Do we think that Mr Hunt understands that it is perfectly possible to strike a deal with the EU before 31st October, provided there is a willingness on the part of both parties to do so under Article 24 of the GATT? Clearly there are some current ministers, including our current Secretary of State for International Trade, who appear not to. And if there is no will to do a deal, does he understand that it is possible to leave without such a deal and prosper?

For that matter, does Mr Johnson understand all of this?

Is it clear to our future PM, whoever that might be, that the Withdrawal Agreement is redundant? That there is a distinction between the WTO GATT Article 24 Most Favoured Nation approach and a commitment to negotiate a Free Trade Agreement? It certainly seems to have escaped many commentators and the BBC. That a failure on the part of the EU to agree to such an arrangement would be proof positive that the only logical alternative is to leave without a deal? After all, if the EU refuse to agree to negotiate a Free Trade Agreement with their near neighbour and often greatest export market, it is unlikely that they will come to a reasonable conclusion for our leaving.

If there is no alternative but to pursue a move to world trade terms, do the candidates understand that this will necessitate a new economic strategy which, incidentally, will create faster growth and greater wealth, or will the new PM simply ask Sir Humphrey and the usual political policy wonks in the CBI? It would be comforting to think that our new PM would have the slightest clue of their own.

The leaving of the EU has, as far as I am concerned, always been predicated on a series of understandings and measures.

Firstly, that the Withdrawal Agreement or any equivalent treaty of servitude is dead and was always a non-starter; that there should not be and should never have been, a transition period – we have already had three years to prepare; that an Article 24 standstill on tariffs requires agreement that there is a negotiation in progress towards an FTA, which means both the EU and UK have to agree this is so. A simple piece of paper will suffice.
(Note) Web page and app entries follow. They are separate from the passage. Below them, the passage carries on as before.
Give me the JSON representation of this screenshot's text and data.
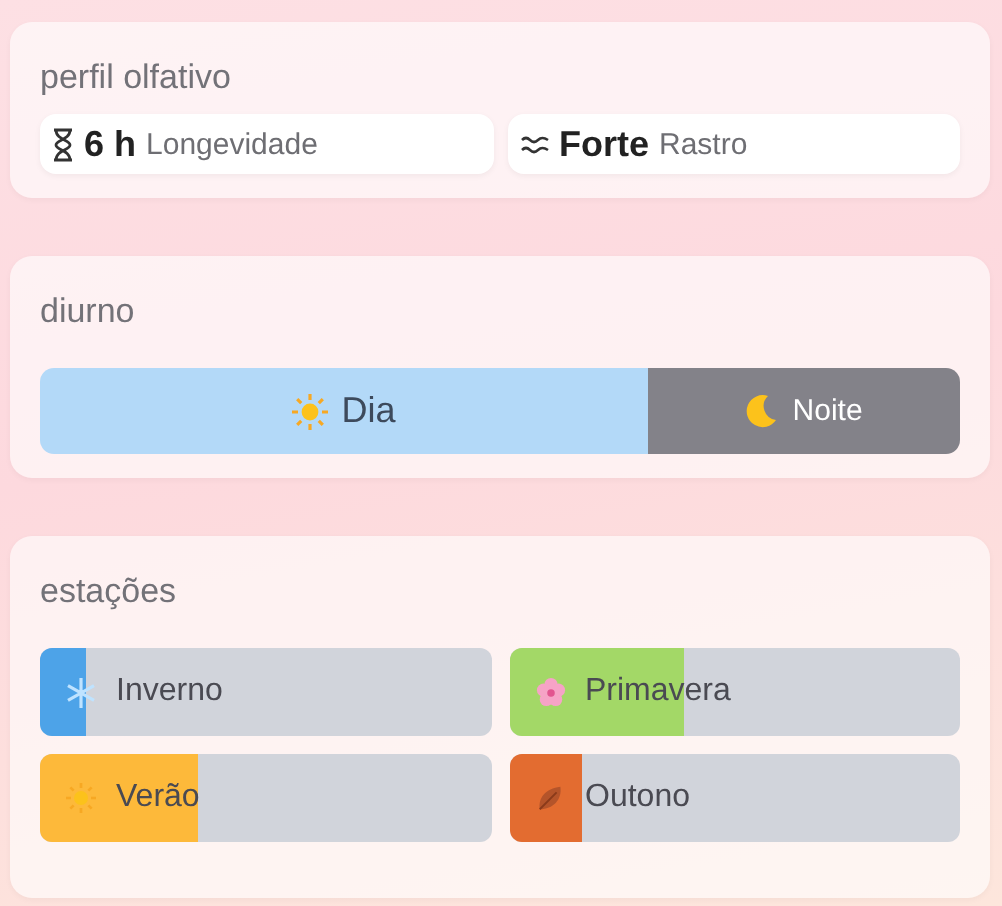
{
  "profile": {
    "title": "perfil olfativo",
    "stats": [
      {
        "kind": "duration",
        "value": "6 h",
        "label": "Longevidade"
      },
      {
        "kind": "sillage",
        "value": "Forte",
        "label": "Rastro"
      }
    ]
  },
  "daytime": {
    "title": "diurno",
    "segments": [
      {
        "kind": "day",
        "label": "Dia",
        "level": 0.66
      },
      {
        "kind": "night",
        "label": "Noite",
        "level": 0.34
      }
    ]
  },
  "seasons": {
    "title": "estações",
    "items": [
      {
        "kind": "winter",
        "label": "Inverno",
        "level": 0.1,
        "color": "#4da3e8"
      },
      {
        "kind": "spring",
        "label": "Primavera",
        "level": 0.39,
        "color": "#a3d867"
      },
      {
        "kind": "summer",
        "label": "Verão",
        "level": 0.35,
        "color": "#fdb93a"
      },
      {
        "kind": "autumn",
        "label": "Outono",
        "level": 0.16,
        "color": "#e36c30"
      }
    ]
  }
}
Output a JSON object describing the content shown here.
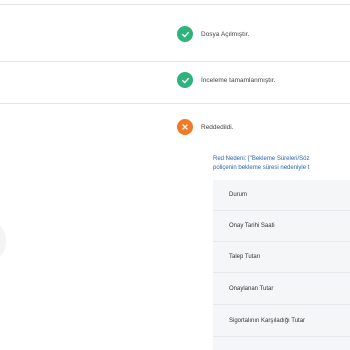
{
  "colors": {
    "success": "#2fb37c",
    "rejected": "#f07a2a",
    "link": "#2a63b8"
  },
  "statuses": [
    {
      "icon": "check-circle-icon",
      "text": "Dosya Açılmıştır."
    },
    {
      "icon": "check-circle-icon",
      "text": "İnceleme tamamlanmıştır."
    },
    {
      "icon": "x-circle-icon",
      "text": "Reddedildi."
    }
  ],
  "rejection": {
    "line1": "Red Nedeni: [\"Bekleme Süreleri/Söz",
    "line2": "poliçenin bekleme süresi nedeniyle t"
  },
  "details": {
    "labels": [
      "Durum",
      "Onay Tarihi Saati",
      "Talep Tutarı",
      "Onaylanan Tutar",
      "Sigortalının Karşıladığı Tutar"
    ]
  }
}
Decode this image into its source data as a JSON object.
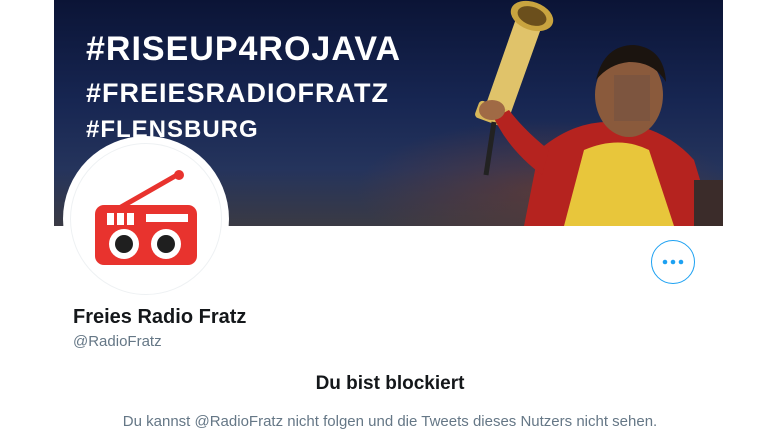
{
  "colors": {
    "accent": "#1da1f2",
    "radio_red": "#e8332e",
    "text_primary": "#14171a",
    "text_secondary": "#657786"
  },
  "banner": {
    "line1": "#RISEUP4ROJAVA",
    "line2": "#FREIESRADIOFRATZ",
    "line3": "#FLENSBURG"
  },
  "profile": {
    "avatar_icon": "radio-icon",
    "name": "Freies Radio Fratz",
    "handle": "@RadioFratz",
    "more_icon": "more-dots-icon"
  },
  "blocked": {
    "title": "Du bist blockiert",
    "description": "Du kannst @RadioFratz nicht folgen und die Tweets dieses Nutzers nicht sehen."
  }
}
Should either party not agree to this, that we leave on 31st October without an agreement (probably with temporary measures regarding aviation, residency rights, visa arrangements etc.). In order for this to be credible the Government will need a post-Brexit economic strategy which should include: smart unilateral tariff removal, reducing the cost of living; business and personal tax cuts; infrastructure investment; a boost in investment into manufacturing; a managed competitive currency (at least for a while); serious intent on improved productivity – again investment and reduced cheap labour from the EU; export support and reduced foreign inward investment via a new public interest test (DfT will actually have to do some work rather than facilitating the selling of assets); a real rebalancing towards manufacturing and the regions.

The City will need to concentrate more on its added value work and on financing the rest of the economy, rather than becoming expert in and rich on, selling off UK assets to the detriment of the economy as a whole, which has characterised a successful proportion of financial activity in recent decades.

There needs to be a realisation that there is no EU single market in services to speak of. Manufacturing is important in respect of balance of payments and trade and should be expanded. A recognition that Barnier et al are determined that any agreement on financial services would require compliance for all businesses in the UK whether or not they trade into the EU and that given no agreement on so called “access”,  deregulation is a bigger prize.

We have heard nothing of any of this from any candidate to be PM. They could be keeping their powder dry, hiding their light under a bushel. Since the future of the country, not to mention of the major political parties will be determined between now and the end of October, I would argue it is rather concerning that this is so.

At least the Brexit Party is thinking about these things and is already making interventions.